I think sometimes the implied is more powerful than the explicit. The fact that many of the characters in the game clearly have wider ranging stories than are told in Röki’s playtime lends the game a certain ‘epicness’ (we hope) and those individual stories may lose some of their magic if dragged into too bright a light. Saying that, I really like the Trollsisters we created for the game. I imagine the snapshot we see of their epic existence is a mere glimpse of their long lives and adventures. They also have great wobbly noses which probably deserve a spin-off game all of their own!
|| How has being nominated at The Game Awards impacted your studio? Röki was nominated for Best Debut Indie Game at The Game Awards for 2020. What was it like to receive this well-deserved nomination? Has anything changed for Polygon Treehouse or Röki since?
Well firstly it was a massive surprise! We weren’t watching the nominations being announced as we didn’t even entertain the possibility that we might be in the running for any awards. It was quite a shock when we received word of our nomination for ‘Best Debut Game’ from friends who were following the announcements more closely. So all in all it was quite a surreal experience, but a very welcome one. In terms of what it means for the studio and our future I think it gives us a great deal of confidence in our craft in interactive narrative and has certainly shone a massive spotlight on Röki, our tiny studio and our future output.
|| You’ve been given an unlimited budget to make a game featuring the outcasts from one of your favorite titles. What game and which outcasts do you choose, and why? Elsewhere you’ve mentioned an interest in the figures that are normally left in the shadows, hence the focus on lesser-known creatures from folklore in Röki. Who else would you bring into the limelight?

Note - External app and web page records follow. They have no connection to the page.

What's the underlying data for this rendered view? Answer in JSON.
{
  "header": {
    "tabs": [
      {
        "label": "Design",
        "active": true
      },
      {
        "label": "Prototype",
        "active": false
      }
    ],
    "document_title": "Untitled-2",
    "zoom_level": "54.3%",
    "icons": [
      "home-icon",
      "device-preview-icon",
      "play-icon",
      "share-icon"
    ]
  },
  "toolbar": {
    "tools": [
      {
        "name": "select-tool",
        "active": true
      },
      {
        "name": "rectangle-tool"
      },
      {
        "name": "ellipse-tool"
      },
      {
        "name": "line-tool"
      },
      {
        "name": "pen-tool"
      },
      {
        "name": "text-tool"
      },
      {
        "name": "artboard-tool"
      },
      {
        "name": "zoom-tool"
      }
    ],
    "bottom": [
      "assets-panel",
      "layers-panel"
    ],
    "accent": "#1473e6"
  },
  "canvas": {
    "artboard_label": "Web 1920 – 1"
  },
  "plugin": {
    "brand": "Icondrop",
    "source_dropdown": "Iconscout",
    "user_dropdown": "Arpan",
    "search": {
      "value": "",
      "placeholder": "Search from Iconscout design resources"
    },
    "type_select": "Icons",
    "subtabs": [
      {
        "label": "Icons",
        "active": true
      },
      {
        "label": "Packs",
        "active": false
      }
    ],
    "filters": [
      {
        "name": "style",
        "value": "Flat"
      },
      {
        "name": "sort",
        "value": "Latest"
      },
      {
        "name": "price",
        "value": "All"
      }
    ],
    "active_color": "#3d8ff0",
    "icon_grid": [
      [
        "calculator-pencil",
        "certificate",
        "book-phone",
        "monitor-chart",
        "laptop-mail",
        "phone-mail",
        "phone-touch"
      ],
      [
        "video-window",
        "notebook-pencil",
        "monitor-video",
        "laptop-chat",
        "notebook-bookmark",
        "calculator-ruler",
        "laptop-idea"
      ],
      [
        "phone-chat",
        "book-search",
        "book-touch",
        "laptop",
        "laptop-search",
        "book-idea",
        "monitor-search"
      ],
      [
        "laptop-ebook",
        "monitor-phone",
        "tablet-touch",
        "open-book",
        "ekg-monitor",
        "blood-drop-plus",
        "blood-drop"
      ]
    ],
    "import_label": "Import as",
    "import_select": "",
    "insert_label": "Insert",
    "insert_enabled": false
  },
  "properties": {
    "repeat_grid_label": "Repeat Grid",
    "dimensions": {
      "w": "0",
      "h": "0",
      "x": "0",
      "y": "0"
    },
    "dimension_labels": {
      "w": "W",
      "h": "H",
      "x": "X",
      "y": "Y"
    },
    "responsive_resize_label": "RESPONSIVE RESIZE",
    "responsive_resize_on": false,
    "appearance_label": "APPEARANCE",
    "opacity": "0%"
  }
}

That’s a tough one! I think given a free pick and unlimited budget it’d be great to create some spin-off games centering around some of the secondary characters from Lucasarts’ famous Monkey Island series. Certainly looking at the life of Governor Elaine Marley or Carla the Swordmaster outside of Guybrush’s blundering antics would certainly be appealing and it’d be a lot of fun to step into a much-loved world and explore it creatively.